- Need a вЂњfull-payment testвЂќ to ensure borrowers could repay loans and costs within 1 month while nevertheless affording fundamental costs as well as other obligations
- Cap the sheer number of short-term loans, which makes it burdensome for loan providers to push troubled customers into borrowing more or refinancing the debt that is same
- Bar lenders from using an automobile name as security
- Need written notice before trying to gather re re payment from a consumerвЂ™s bank account
- Limit the true number of debit withdraw efforts on a borrowerвЂ™s account
вЂњThese predatory lenders must certanly be more strictly and closely regulated,вЂќ Kansas City Mayor Sly James stated. вЂњThey are harming families within my town and around the world. I am told by you, in exactly what context is okay?вЂќ
Industry representatives, nonetheless, argued loans that are payday credit for customers who possess no other choices.
вЂњWeвЂ™re usually told that customers should simply borrow funds from relatives and buddies,вЂќ stated Kirk Chartier, primary advertising officer of Enova Overseas, an on-line home loan company.
But thatвЂ™s infrequently an alternative, he said, citing research that almost two-thirds of Americans donвЂ™t have even $500 in cost cost savings.
The proposed regulations would eradicate accessibility to loans of some thousand bucks which will help with emergencies, stated Bill Himpler, executive vice president of this United states Financial Services Association agreed, a business trade relationship.
вЂњMillions of good clients may have nowhere else to show,вЂќ he said.
The bureau additionally announced Thursday it absolutely was investigating other loan items and techniques which can be considered high-risk, but that aren’t covered because of the proposed regulations.
Bureau officials stated the inquiry includes installment and open-end credit services and products that can impact a borrowerвЂ™s payback cap cap cap ability. They likewise have fascination with credit insurance coverage, debt suspension system and financial obligation termination agreements.

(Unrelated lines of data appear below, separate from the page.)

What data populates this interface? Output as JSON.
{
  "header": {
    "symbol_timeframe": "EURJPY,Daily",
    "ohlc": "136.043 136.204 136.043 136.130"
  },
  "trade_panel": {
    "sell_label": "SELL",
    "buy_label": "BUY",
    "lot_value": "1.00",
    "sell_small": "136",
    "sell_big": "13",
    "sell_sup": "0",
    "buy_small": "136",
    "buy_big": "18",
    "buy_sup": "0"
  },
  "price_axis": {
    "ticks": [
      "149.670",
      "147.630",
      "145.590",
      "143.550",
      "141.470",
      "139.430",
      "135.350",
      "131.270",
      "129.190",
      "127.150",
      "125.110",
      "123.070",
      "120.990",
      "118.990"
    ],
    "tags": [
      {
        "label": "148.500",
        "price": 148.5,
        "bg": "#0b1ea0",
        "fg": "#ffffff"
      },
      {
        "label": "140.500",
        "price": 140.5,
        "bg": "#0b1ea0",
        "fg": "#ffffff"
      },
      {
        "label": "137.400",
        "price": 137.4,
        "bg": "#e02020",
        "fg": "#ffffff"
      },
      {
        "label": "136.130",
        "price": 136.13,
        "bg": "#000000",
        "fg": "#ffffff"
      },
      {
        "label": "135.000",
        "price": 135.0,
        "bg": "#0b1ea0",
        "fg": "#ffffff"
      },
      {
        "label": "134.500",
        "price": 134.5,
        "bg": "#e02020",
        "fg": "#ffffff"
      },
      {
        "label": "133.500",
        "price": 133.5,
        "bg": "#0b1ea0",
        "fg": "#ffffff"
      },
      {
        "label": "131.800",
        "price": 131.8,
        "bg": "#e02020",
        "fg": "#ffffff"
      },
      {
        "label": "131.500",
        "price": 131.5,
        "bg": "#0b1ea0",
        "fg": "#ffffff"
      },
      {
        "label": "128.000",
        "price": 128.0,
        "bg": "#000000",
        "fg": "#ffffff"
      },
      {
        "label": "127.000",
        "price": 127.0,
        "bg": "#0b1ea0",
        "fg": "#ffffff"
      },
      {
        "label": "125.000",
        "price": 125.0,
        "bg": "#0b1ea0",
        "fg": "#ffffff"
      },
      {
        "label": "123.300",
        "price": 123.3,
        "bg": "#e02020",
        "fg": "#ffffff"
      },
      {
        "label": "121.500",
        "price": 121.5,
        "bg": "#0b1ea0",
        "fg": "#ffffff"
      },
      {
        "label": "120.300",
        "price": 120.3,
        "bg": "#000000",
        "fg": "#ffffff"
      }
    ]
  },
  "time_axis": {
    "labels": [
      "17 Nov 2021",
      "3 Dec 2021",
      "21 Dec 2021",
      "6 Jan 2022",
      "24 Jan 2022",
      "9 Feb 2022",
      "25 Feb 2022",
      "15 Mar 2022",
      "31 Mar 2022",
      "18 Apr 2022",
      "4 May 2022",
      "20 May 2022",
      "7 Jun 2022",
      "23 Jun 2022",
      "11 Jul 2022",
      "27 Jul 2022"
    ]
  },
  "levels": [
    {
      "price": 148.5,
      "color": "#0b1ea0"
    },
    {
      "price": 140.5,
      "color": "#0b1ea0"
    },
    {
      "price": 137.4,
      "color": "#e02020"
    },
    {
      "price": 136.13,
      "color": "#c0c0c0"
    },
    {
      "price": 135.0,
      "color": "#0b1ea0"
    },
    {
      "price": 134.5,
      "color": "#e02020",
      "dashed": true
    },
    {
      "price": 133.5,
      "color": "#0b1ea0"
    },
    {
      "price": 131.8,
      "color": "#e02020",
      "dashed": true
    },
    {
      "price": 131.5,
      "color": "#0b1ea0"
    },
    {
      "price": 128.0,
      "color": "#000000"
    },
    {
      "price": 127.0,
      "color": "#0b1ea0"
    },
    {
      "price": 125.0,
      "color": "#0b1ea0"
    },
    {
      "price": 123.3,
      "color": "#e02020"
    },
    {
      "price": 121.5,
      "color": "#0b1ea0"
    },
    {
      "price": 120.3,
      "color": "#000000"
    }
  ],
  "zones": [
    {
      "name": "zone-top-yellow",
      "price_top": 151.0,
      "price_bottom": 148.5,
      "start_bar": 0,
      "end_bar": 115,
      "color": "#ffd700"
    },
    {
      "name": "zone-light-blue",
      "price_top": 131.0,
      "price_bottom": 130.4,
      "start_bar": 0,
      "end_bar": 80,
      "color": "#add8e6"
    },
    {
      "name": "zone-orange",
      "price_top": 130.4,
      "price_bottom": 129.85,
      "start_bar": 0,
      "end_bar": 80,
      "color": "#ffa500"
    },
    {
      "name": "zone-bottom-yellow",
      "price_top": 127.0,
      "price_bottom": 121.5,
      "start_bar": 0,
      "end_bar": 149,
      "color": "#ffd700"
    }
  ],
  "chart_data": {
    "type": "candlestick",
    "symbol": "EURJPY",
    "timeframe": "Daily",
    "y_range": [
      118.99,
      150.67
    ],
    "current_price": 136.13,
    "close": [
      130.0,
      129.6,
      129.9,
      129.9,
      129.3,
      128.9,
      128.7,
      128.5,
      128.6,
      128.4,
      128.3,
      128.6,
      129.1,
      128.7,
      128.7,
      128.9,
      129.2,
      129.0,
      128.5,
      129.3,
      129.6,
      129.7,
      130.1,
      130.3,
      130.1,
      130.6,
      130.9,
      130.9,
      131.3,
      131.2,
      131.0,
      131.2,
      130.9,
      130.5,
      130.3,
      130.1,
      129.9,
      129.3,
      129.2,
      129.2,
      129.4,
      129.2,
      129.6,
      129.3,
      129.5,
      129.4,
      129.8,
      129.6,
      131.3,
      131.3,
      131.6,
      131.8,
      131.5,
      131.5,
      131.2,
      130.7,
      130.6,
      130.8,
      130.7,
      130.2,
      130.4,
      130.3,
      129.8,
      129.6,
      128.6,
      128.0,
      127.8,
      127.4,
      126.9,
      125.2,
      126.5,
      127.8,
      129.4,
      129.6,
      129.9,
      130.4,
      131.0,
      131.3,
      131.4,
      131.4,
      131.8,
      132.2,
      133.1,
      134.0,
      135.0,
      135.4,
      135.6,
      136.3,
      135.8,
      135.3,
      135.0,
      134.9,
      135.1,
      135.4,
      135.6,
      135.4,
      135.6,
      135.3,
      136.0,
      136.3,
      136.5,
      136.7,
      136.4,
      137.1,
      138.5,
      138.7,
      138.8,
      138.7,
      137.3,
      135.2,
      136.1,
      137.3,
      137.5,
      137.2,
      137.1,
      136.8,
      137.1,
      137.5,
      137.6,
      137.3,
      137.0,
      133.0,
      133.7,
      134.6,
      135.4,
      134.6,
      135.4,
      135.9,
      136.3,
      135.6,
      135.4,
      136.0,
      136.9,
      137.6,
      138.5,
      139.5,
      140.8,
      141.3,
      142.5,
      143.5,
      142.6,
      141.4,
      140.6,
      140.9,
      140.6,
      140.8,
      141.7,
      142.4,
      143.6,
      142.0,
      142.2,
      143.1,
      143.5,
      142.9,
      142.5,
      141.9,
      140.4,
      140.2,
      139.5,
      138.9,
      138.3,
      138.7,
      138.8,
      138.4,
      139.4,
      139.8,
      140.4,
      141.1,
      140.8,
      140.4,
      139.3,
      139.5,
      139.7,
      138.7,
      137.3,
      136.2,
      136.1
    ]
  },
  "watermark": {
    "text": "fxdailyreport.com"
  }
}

The bureau is using reviews on the proposed regulations until Sept. 14.